While dry fitting the pieces, I noticed that the top of the hollowed-out center piece was bowing in slightly. It wasn't much, and I thought I could sand it out later, but it was easy enough to cut some spacers from scraps and press them into place. That flattened out the bow nicely.

Glue up was simple because of the alignment dowels.

I let the squeeze out plasticize and then removed it with an old chisel.

With box assembled, all that remained was cutting the cup holes. Usually, when I use my circle jig, I use a sacrificial board under the hole to support the cutout during the final cutting pass. In this case, I didn't add a temporary backer before I assembled the box. (It seemed like too much trouble.) Instead, I cut the holes in two steps.

First, I used a 1/4" spiral upcut bit to cut the 3 5/16" holes, but I didn't cut all the way through the top; I stopped about 1/8" short. The bit cut a 1/4" slot. I needed a wider slot for the next step, so I adjusted the jig twice, reducing the overall hole diameter by 1/4" each time, to widen the slot to 3/4".

To finish the holes, I used a top-bearing 1/2" pattern bit like a flush trim bit. I drilled 5/8" starter holes, then trimmed off the remaining 1/8" depth.

A test fit showed that the cup holes (and the thickness of the box's bottom) were correct.

You might have noticed that the router base left circular scratches in the top. (Initially, I tried to prevent that by covering the top of the box with painter's tape, but the router base didn't slide over the tape as smoothly as it did over the wood, so I removed the tape.) The scratches sanded out easily. I sanded the entire box, starting with 80-grit and finishing with 280-grit.

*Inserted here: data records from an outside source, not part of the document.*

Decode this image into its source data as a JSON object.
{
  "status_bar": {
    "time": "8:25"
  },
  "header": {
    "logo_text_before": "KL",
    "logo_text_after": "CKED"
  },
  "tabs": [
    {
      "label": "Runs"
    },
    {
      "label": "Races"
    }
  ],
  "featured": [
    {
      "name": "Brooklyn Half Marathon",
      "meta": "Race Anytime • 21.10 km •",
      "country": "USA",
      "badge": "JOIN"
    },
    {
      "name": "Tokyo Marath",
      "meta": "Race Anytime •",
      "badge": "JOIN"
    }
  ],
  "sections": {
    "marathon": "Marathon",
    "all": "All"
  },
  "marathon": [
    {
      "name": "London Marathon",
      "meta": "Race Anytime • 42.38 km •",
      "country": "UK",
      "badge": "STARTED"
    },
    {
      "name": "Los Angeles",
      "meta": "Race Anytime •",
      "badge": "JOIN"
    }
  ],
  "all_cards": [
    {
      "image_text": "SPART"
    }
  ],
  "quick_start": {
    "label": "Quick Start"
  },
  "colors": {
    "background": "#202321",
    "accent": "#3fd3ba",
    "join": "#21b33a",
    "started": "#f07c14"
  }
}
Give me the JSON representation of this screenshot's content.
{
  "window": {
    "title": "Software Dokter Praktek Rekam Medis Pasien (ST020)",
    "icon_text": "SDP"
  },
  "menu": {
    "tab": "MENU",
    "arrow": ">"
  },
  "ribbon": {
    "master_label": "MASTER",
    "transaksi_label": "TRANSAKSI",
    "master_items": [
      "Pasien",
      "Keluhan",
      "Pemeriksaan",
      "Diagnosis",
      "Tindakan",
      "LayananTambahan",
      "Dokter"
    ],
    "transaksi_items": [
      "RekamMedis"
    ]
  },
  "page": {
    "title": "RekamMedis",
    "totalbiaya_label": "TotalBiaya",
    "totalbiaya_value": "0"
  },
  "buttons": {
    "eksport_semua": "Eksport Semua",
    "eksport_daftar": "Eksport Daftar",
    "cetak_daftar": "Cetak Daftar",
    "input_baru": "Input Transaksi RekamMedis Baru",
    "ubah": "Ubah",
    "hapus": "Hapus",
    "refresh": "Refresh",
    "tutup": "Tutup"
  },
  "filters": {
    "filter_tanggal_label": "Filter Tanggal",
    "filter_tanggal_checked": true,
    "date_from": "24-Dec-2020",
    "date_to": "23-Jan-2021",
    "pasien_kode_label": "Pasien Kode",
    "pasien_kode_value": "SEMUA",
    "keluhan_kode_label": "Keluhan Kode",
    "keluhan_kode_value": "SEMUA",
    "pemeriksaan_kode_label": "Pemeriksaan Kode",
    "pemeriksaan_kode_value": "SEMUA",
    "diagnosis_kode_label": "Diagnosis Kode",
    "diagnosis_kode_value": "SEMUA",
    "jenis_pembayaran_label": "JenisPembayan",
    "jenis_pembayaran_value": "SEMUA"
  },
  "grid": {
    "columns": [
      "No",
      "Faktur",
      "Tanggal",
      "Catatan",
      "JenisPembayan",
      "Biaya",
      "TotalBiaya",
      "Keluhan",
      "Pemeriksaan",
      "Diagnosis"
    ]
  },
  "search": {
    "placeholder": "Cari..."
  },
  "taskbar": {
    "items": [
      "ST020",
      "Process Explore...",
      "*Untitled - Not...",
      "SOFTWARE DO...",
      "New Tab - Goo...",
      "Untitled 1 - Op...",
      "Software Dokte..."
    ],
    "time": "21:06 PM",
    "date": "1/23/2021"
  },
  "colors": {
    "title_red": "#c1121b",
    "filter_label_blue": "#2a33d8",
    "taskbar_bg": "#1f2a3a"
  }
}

I didn't take any photos of the finishing step, but there wasn't much to it. I just wiped on some Danish oil, removed the excess, waited a day, and repeated.

Thanks for reading!

Ron, this looks great. I added an idea about where you might find a lathe to pottz salt cellar for you to look at.
simple elegance ron.

working with my hands is a joy,it gives me a sense of fulfillment,somthing so many seek and so few find.-SAM MALOOF.

You had my attention with "It's made of walnut..." 😉  Another project that shows the value in taking time to attend to the details.  
Thanks, Stroland, pottz, and Barb! Yes, I like walnut a lot too. :-)
A well thought out design Ron. Looks great too!
Great design and elegant, you can up with a good solution to drilling the required holes. This is something to keep in mind, if not for plants, candles.

Main Street to the Mountains